=== Task requirements ===
Where in the listing does the string "label" appear? Copy every line that holds it.

=== Available data ===
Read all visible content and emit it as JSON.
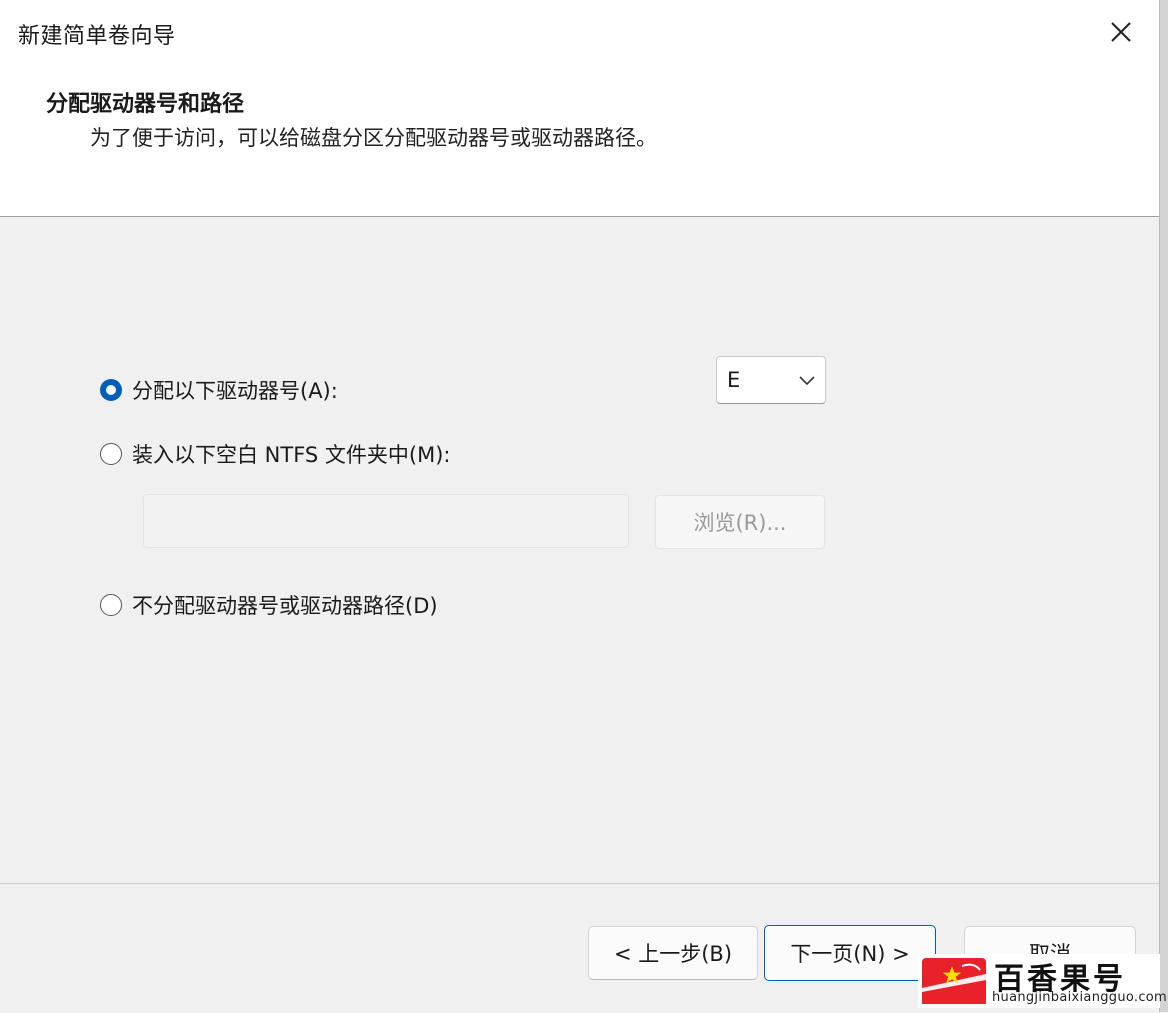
{
  "window": {
    "title": "新建简单卷向导"
  },
  "header": {
    "title": "分配驱动器号和路径",
    "subtitle": "为了便于访问，可以给磁盘分区分配驱动器号或驱动器路径。"
  },
  "options": {
    "assign_letter": {
      "label": "分配以下驱动器号(A):",
      "selected": true
    },
    "mount_folder": {
      "label": "装入以下空白 NTFS 文件夹中(M):",
      "selected": false
    },
    "no_assign": {
      "label": "不分配驱动器号或驱动器路径(D)",
      "selected": false
    }
  },
  "drive_letter": {
    "value": "E"
  },
  "folder_path": {
    "value": ""
  },
  "browse": {
    "label": "浏览(R)..."
  },
  "buttons": {
    "back": "< 上一步(B)",
    "next": "下一页(N) >",
    "cancel": "取消"
  },
  "watermark": {
    "name": "百香果号",
    "url": "huangjinbaixiangguo.com"
  },
  "colors": {
    "accent": "#005fb8",
    "disabled_text": "#9a9a9a",
    "watermark_red": "#e8212a"
  }
}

=== Solution for this exercise ===
      "label": "分配以下驱动器号(A):",
      "label": "装入以下空白 NTFS 文件夹中(M):",
      "label": "不分配驱动器号或驱动器路径(D)",
    "label": "浏览(R)..."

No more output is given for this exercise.